TASK TO COMPLETE: Reproduce the entries beneath exactly, without their images.

EXERCISE MATERIAL:
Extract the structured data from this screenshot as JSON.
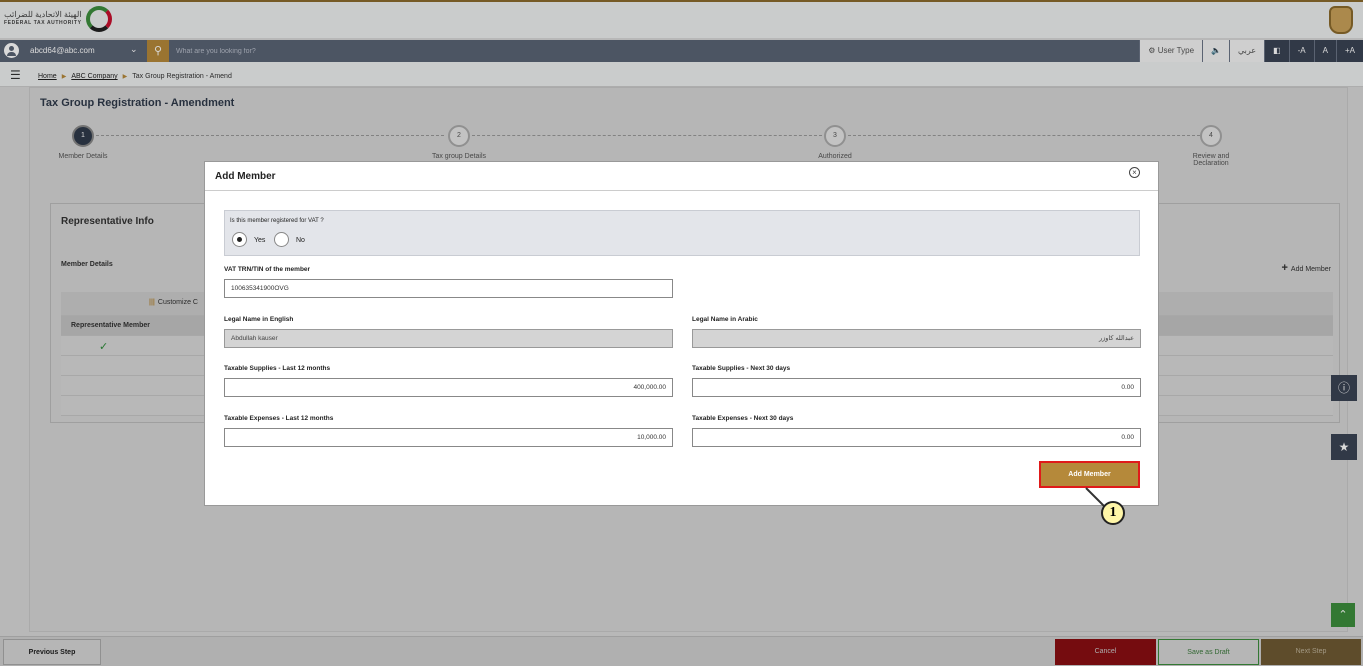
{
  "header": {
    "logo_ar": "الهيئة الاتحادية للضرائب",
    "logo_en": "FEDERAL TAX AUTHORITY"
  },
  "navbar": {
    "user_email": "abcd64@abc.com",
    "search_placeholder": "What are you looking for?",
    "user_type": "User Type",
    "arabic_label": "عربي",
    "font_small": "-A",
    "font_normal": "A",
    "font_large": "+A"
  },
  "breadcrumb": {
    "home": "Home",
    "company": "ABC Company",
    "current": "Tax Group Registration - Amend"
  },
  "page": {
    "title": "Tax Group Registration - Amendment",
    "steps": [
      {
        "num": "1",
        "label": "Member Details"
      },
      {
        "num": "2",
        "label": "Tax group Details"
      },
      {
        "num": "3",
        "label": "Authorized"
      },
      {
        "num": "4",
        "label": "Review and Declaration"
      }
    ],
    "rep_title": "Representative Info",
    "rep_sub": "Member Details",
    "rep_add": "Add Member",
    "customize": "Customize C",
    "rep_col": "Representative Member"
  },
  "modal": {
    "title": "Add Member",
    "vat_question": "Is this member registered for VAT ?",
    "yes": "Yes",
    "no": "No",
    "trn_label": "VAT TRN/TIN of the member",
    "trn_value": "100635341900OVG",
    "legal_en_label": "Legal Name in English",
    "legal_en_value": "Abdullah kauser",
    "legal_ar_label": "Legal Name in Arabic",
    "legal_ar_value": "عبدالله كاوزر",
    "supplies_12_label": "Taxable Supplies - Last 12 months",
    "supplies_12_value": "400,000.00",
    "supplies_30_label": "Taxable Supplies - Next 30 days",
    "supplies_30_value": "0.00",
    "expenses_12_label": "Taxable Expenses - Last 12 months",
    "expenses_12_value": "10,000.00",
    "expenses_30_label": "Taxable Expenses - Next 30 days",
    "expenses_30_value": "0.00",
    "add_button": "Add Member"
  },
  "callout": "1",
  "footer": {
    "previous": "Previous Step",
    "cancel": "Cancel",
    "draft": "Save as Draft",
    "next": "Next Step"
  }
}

ANSWER TO THIS PROBLEM:
Extract the structured data from this screenshot as JSON.
{
  "header": {
    "logo_ar": "الهيئة الاتحادية للضرائب",
    "logo_en": "FEDERAL TAX AUTHORITY"
  },
  "navbar": {
    "user_email": "abcd64@abc.com",
    "search_placeholder": "What are you looking for?",
    "user_type": "User Type",
    "arabic_label": "عربي",
    "font_small": "-A",
    "font_normal": "A",
    "font_large": "+A"
  },
  "breadcrumb": {
    "home": "Home",
    "company": "ABC Company",
    "current": "Tax Group Registration - Amend"
  },
  "page": {
    "title": "Tax Group Registration - Amendment",
    "steps": [
      {
        "num": "1",
        "label": "Member Details"
      },
      {
        "num": "2",
        "label": "Tax group Details"
      },
      {
        "num": "3",
        "label": "Authorized"
      },
      {
        "num": "4",
        "label": "Review and Declaration"
      }
    ],
    "rep_title": "Representative Info",
    "rep_sub": "Member Details",
    "rep_add": "Add Member",
    "customize": "Customize C",
    "rep_col": "Representative Member"
  },
  "modal": {
    "title": "Add Member",
    "vat_question": "Is this member registered for VAT ?",
    "yes": "Yes",
    "no": "No",
    "trn_label": "VAT TRN/TIN of the member",
    "trn_value": "100635341900OVG",
    "legal_en_label": "Legal Name in English",
    "legal_en_value": "Abdullah kauser",
    "legal_ar_label": "Legal Name in Arabic",
    "legal_ar_value": "عبدالله كاوزر",
    "supplies_12_label": "Taxable Supplies - Last 12 months",
    "supplies_12_value": "400,000.00",
    "supplies_30_label": "Taxable Supplies - Next 30 days",
    "supplies_30_value": "0.00",
    "expenses_12_label": "Taxable Expenses - Last 12 months",
    "expenses_12_value": "10,000.00",
    "expenses_30_label": "Taxable Expenses - Next 30 days",
    "expenses_30_value": "0.00",
    "add_button": "Add Member"
  },
  "callout": "1",
  "footer": {
    "previous": "Previous Step",
    "cancel": "Cancel",
    "draft": "Save as Draft",
    "next": "Next Step"
  }
}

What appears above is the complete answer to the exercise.